The second kind is more resilient; and more resistant to contaminants and UV. 35 years ago it was a relatively expensive material. It became popular at first in long-throw woofers when foam just wouldn't hold its shape in the large widths needed to make long-throw cones. And the price came down when automotive tire makers began using it to combat the cracking in rubber tires due to increasing smog! It also has better mechanical damping characteristics and better sealing for acoustic suspension design. With zero care, it will eventually stiffen up, but it does take a few years. The cleaning/treating method I described above done every two or three years will definitely extend their life and make them look pretty too.

Nix on the ArmorAll -- Elizabeth is right about the petrochemicals -- which are particularly hard on most neoprene adhesives; whereas silicone is a natural component of neoprene rubber and vinyl. I think it must be the "active" ingredient in Last Record Preservative -- just WAY "watered-down"!
Nsgarch..."enough frivolity"? You must be on the wrong website!

But if you insist...the "really early rubber-impregnated cloth and the corrugated paper types" actually work very well for drivers that do not require large excursion, or low free air resonant frequency, and, in my experience, seem to last forever. I have never had a problem with anything other than foam.
Eldartford -- OK, you win the frivolity run-offs!
And I agree, there's nothing wrong with the older designs. In fact a lot of dome tweeters simply mold the dome and "surround" out of the same material for exactly the reasons you mention.

The problem with foam is it's not very resistant to the elements. It's fine when protected. for example, when you remove a speaker from the cabinet, the foam compression gasket is always in good shape. I have a friend in Hawaii who had to replace the foam surrounds on his JBL's every 30 months on a regular basis. They just rotted away in the heat and humidity!
Some drive units use treated paper, too. Nsgarch, I assume you don't recommend using tap water (or is this immaterial)? Cheers
I hope I didn't imply that one should get anything wet. A barely damp piece of towelling with some nap is all you need to remove dust, and will not harm paper cones. It doesn't hurt to blow them off first with compressed air like DustOff. Sometimes that's enough. Just make sure you keep the nozzle at least a foot away.
Here is what you want. I used to rebuild and restore inflatable boats - and this is the ONLY product to use on rubber. You can get samples from the company absolutely free. No kidding:
I actually contacted Albert Von Schweikert about what I should use on the surrounds of my Von Schweikert VR-5 HSE speaker surrounds, and this is what he wrote back:

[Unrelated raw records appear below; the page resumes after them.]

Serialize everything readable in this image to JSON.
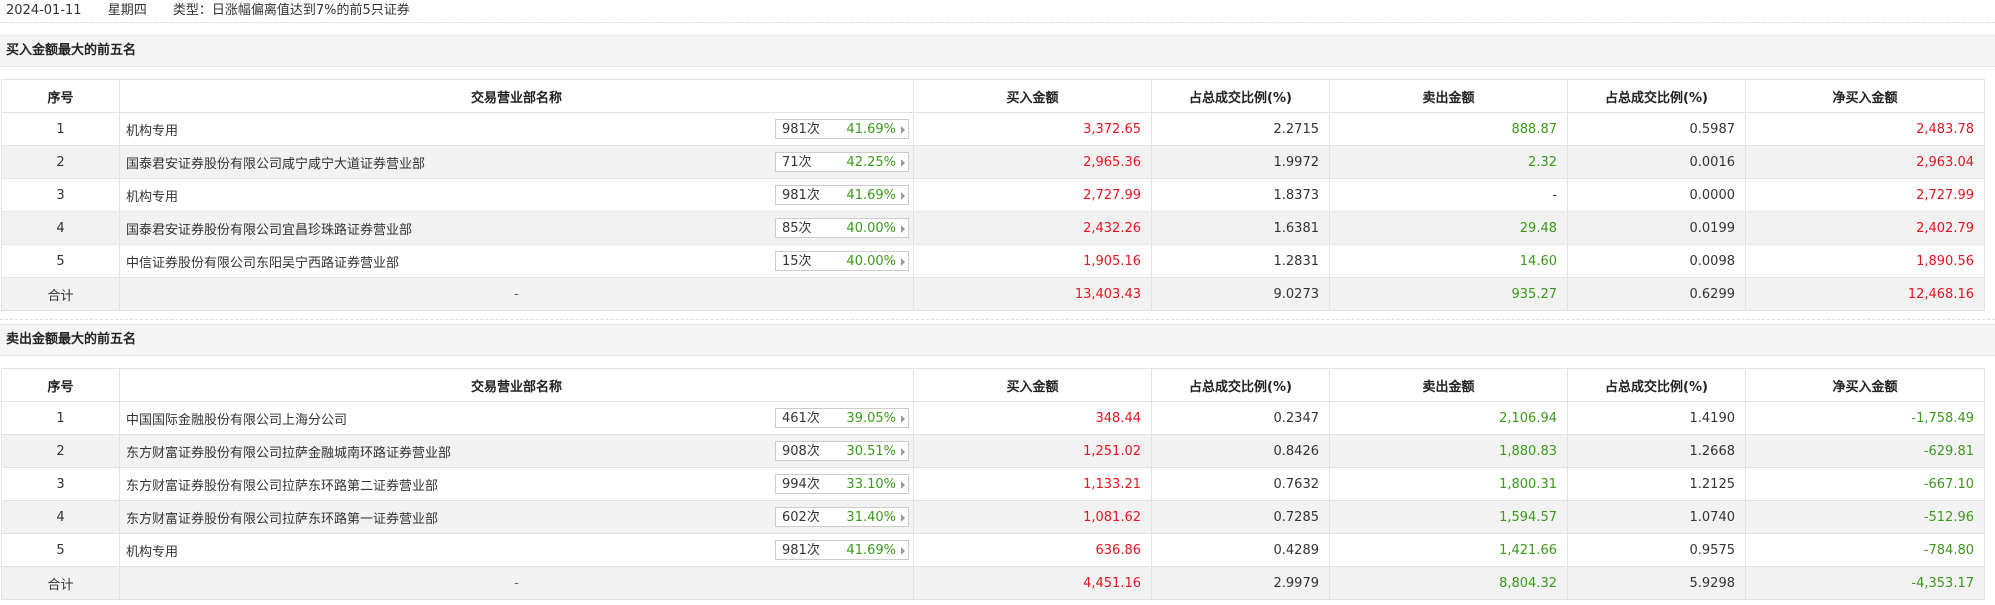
{
  "header": {
    "date": "2024-01-11",
    "weekday": "星期四",
    "type_text": "类型：日涨幅偏离值达到7%的前5只证券"
  },
  "columns": [
    "序号",
    "交易营业部名称",
    "买入金额",
    "占总成交比例(%)",
    "卖出金额",
    "占总成交比例(%)",
    "净买入金额"
  ],
  "colors": {
    "positive": "#e8141f",
    "negative": "#3a9a19",
    "badge_pct": "#3a9a19"
  },
  "buy_section": {
    "title": "买入金额最大的前五名",
    "rows": [
      {
        "idx": "1",
        "name": "机构专用",
        "count": "981次",
        "pct": "41.69%",
        "buy": "3,372.65",
        "buy_ratio": "2.2715",
        "sell": "888.87",
        "sell_ratio": "0.5987",
        "net": "2,483.78"
      },
      {
        "idx": "2",
        "name": "国泰君安证券股份有限公司咸宁咸宁大道证券营业部",
        "count": "71次",
        "pct": "42.25%",
        "buy": "2,965.36",
        "buy_ratio": "1.9972",
        "sell": "2.32",
        "sell_ratio": "0.0016",
        "net": "2,963.04"
      },
      {
        "idx": "3",
        "name": "机构专用",
        "count": "981次",
        "pct": "41.69%",
        "buy": "2,727.99",
        "buy_ratio": "1.8373",
        "sell": "-",
        "sell_ratio": "0.0000",
        "net": "2,727.99"
      },
      {
        "idx": "4",
        "name": "国泰君安证券股份有限公司宜昌珍珠路证券营业部",
        "count": "85次",
        "pct": "40.00%",
        "buy": "2,432.26",
        "buy_ratio": "1.6381",
        "sell": "29.48",
        "sell_ratio": "0.0199",
        "net": "2,402.79"
      },
      {
        "idx": "5",
        "name": "中信证券股份有限公司东阳吴宁西路证券营业部",
        "count": "15次",
        "pct": "40.00%",
        "buy": "1,905.16",
        "buy_ratio": "1.2831",
        "sell": "14.60",
        "sell_ratio": "0.0098",
        "net": "1,890.56"
      }
    ],
    "total": {
      "label": "合计",
      "name": "-",
      "buy": "13,403.43",
      "buy_ratio": "9.0273",
      "sell": "935.27",
      "sell_ratio": "0.6299",
      "net": "12,468.16"
    }
  },
  "sell_section": {
    "title": "卖出金额最大的前五名",
    "rows": [
      {
        "idx": "1",
        "name": "中国国际金融股份有限公司上海分公司",
        "count": "461次",
        "pct": "39.05%",
        "buy": "348.44",
        "buy_ratio": "0.2347",
        "sell": "2,106.94",
        "sell_ratio": "1.4190",
        "net": "-1,758.49"
      },
      {
        "idx": "2",
        "name": "东方财富证券股份有限公司拉萨金融城南环路证券营业部",
        "count": "908次",
        "pct": "30.51%",
        "buy": "1,251.02",
        "buy_ratio": "0.8426",
        "sell": "1,880.83",
        "sell_ratio": "1.2668",
        "net": "-629.81"
      },
      {
        "idx": "3",
        "name": "东方财富证券股份有限公司拉萨东环路第二证券营业部",
        "count": "994次",
        "pct": "33.10%",
        "buy": "1,133.21",
        "buy_ratio": "0.7632",
        "sell": "1,800.31",
        "sell_ratio": "1.2125",
        "net": "-667.10"
      },
      {
        "idx": "4",
        "name": "东方财富证券股份有限公司拉萨东环路第一证券营业部",
        "count": "602次",
        "pct": "31.40%",
        "buy": "1,081.62",
        "buy_ratio": "0.7285",
        "sell": "1,594.57",
        "sell_ratio": "1.0740",
        "net": "-512.96"
      },
      {
        "idx": "5",
        "name": "机构专用",
        "count": "981次",
        "pct": "41.69%",
        "buy": "636.86",
        "buy_ratio": "0.4289",
        "sell": "1,421.66",
        "sell_ratio": "0.9575",
        "net": "-784.80"
      }
    ],
    "total": {
      "label": "合计",
      "name": "-",
      "buy": "4,451.16",
      "buy_ratio": "2.9979",
      "sell": "8,804.32",
      "sell_ratio": "5.9298",
      "net": "-4,353.17"
    }
  }
}
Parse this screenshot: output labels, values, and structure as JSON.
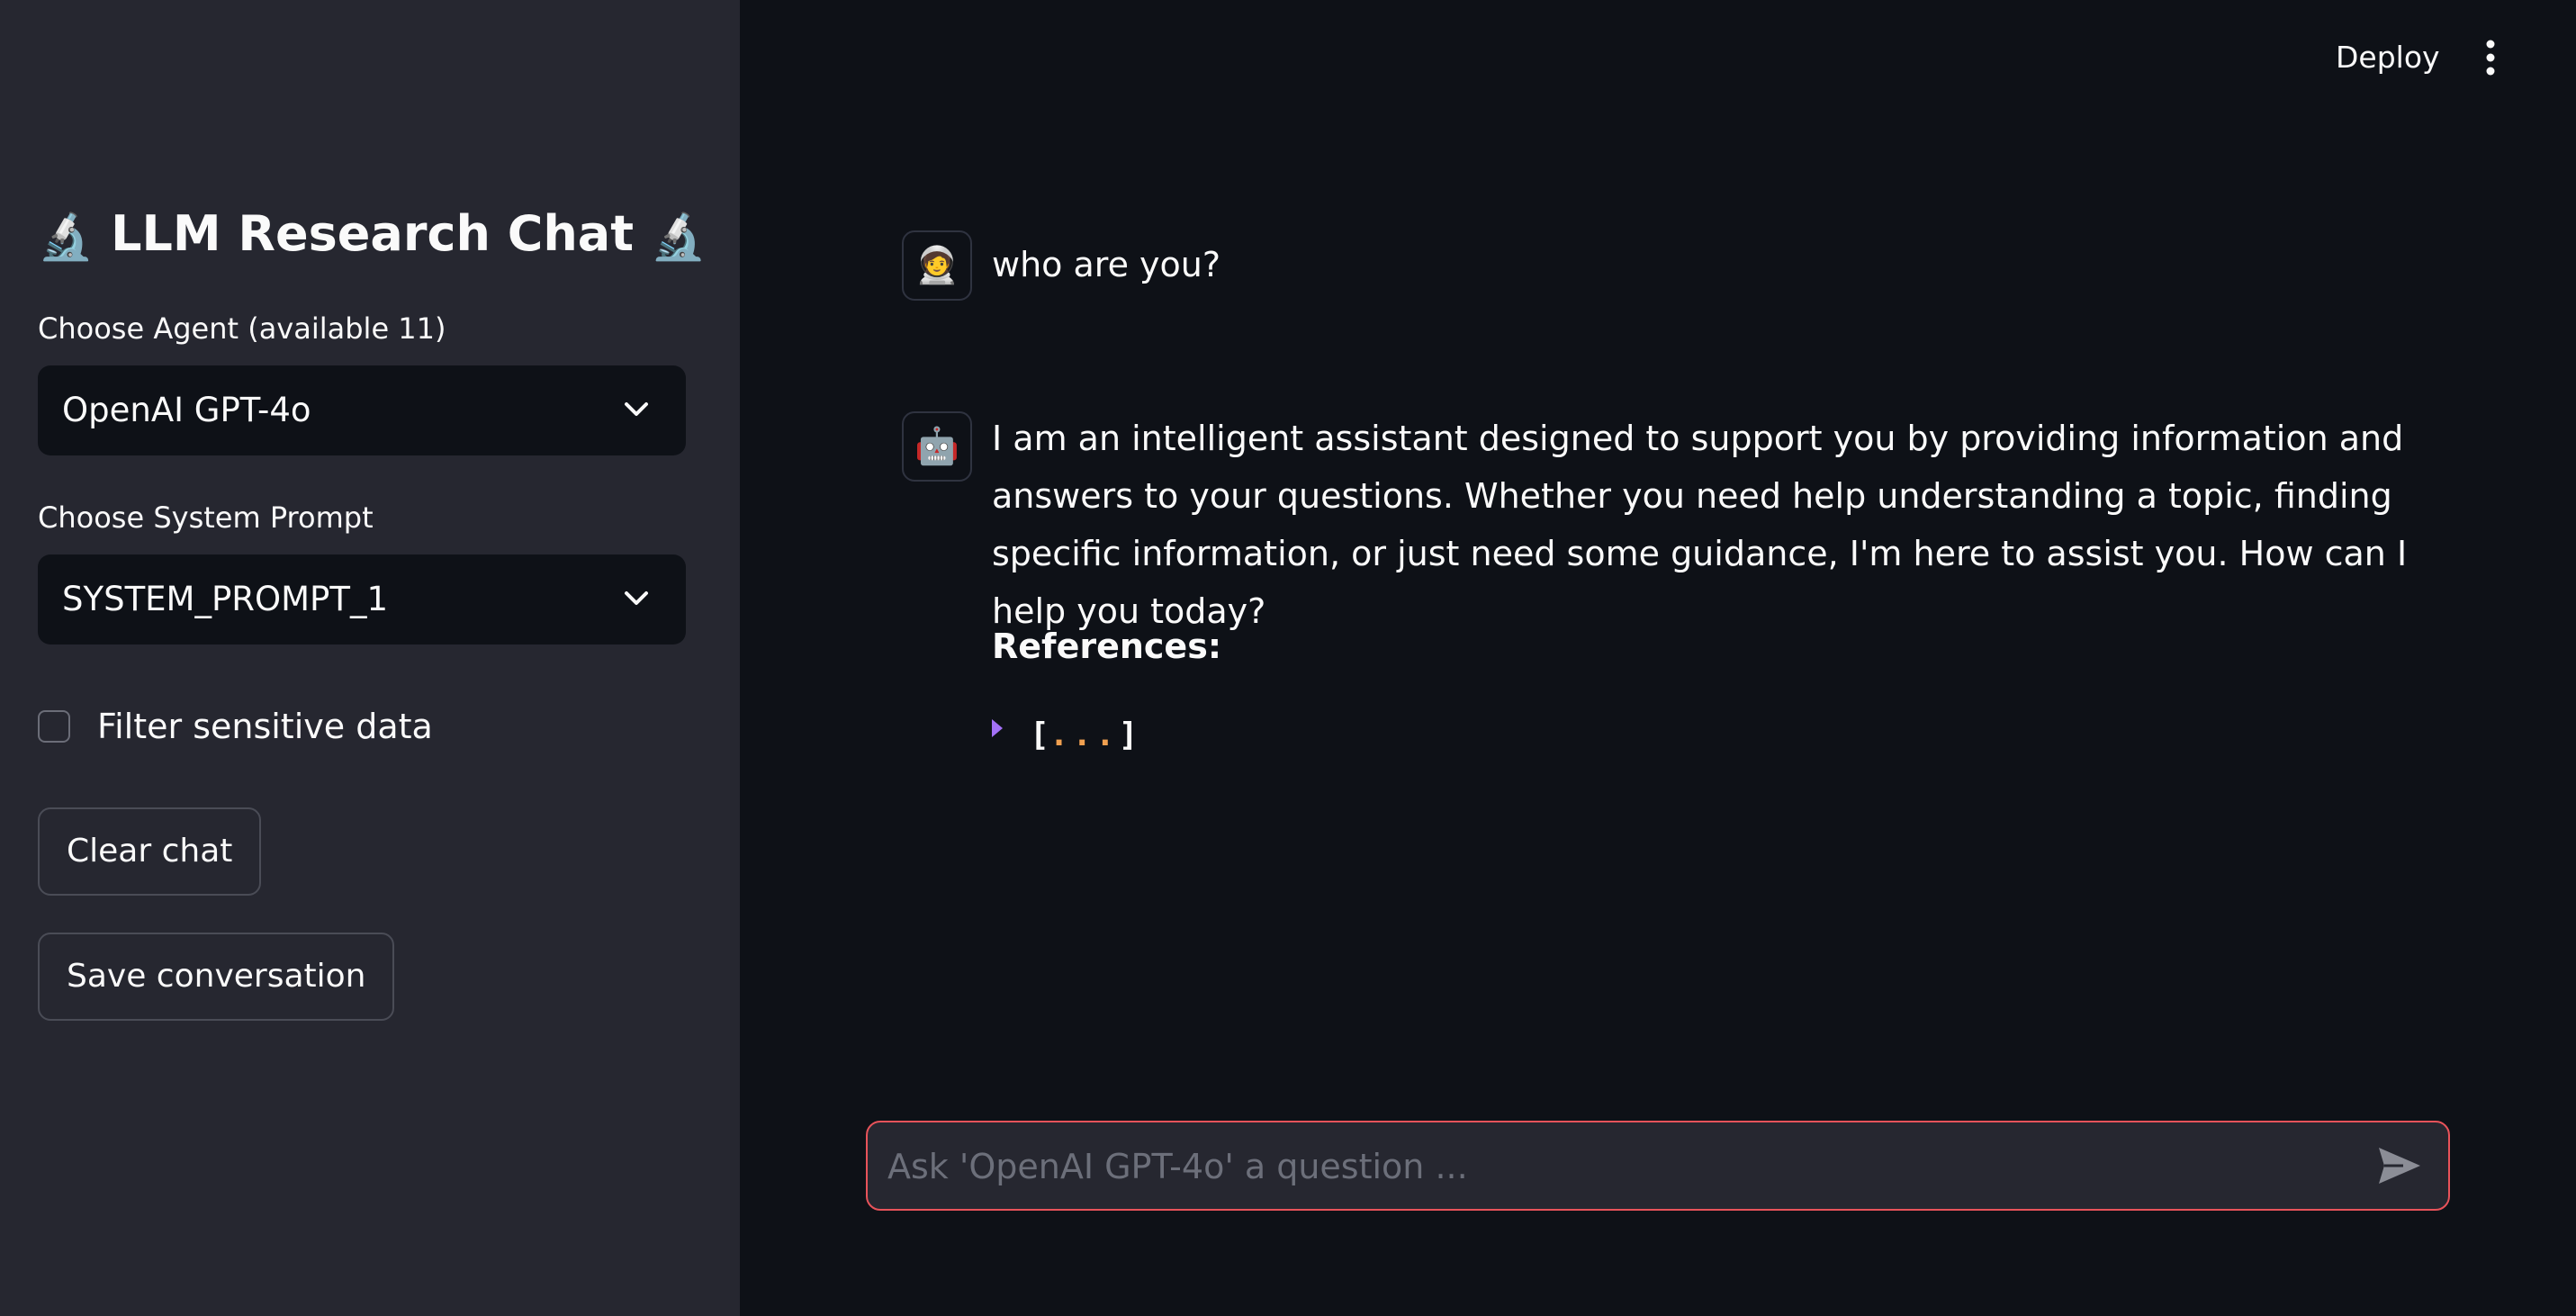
{
  "sidebar": {
    "title": "LLM Research Chat",
    "title_icon": "microscope-icon",
    "agent_label": "Choose Agent (available 11)",
    "agent_value": "OpenAI GPT-4o",
    "prompt_label": "Choose System Prompt",
    "prompt_value": "SYSTEM_PROMPT_1",
    "filter_label": "Filter sensitive data",
    "filter_checked": false,
    "clear_chat_label": "Clear chat",
    "save_conversation_label": "Save conversation"
  },
  "header": {
    "deploy_label": "Deploy",
    "menu_icon": "kebab-menu-icon"
  },
  "chat": {
    "messages": [
      {
        "role": "user",
        "avatar_icon": "astronaut-avatar-icon",
        "text": "who are you?"
      },
      {
        "role": "assistant",
        "avatar_icon": "robot-avatar-icon",
        "text": "I am an intelligent assistant designed to support you by providing information and answers to your questions. Whether you need help understanding a topic, finding specific information, or just need some guidance, I'm here to assist you. How can I help you today?",
        "references_label": "References:",
        "references_open": "[",
        "references_ellipsis": "...",
        "references_close": "]"
      }
    ]
  },
  "chat_input": {
    "placeholder": "Ask 'OpenAI GPT-4o' a question ...",
    "value": "",
    "send_icon": "send-icon"
  },
  "colors": {
    "app_background": "#0e1117",
    "sidebar_background": "#262730",
    "text": "#fafafa",
    "input_border_focus": "#e8535a",
    "caret_accent": "#a371f7",
    "ellipsis_accent": "#f0a050"
  }
}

Hello Juan,


All of the VR-5 HSE speaker components use Kurt Mueller rubber surrounds that have a twenty year warranty. The Germans know how to make good parts! The Audax midrange and SEAS woofers use these special rubber compounds for a very long life, estimated to be more than 30 years. If you treat all of the butyl rubber edges, they will not crack or dry out for an estimated 50 years!


Buy the liquid made by CAIG from Parts Express; we use it to protect the foam rubber surrounds of the VR-5SE and VR-5 Anniversary models, as well as the VR-9SE Mk2 and VR-11SE Mk2. It works very well!




Albert Von Schweikert

President, Chief Design Engineer

Just purchased a set of used Thiel Powerplanes. They use Thiel’s proprietary coax drivers - have a rubber surround that I believe is butyl but could be natural rubber?? From extensive reading it is plasticizer that needs replenished. Armorall and 303 (which are essentially the same thing at different water dilution) merely surface protect against further damage but do little to re-plasticize. This Caig stuff has limonene which I believe acts as a plasticizer. It is also found in GooGone. Anyone know what plasticizer is actually used in butyl rubber?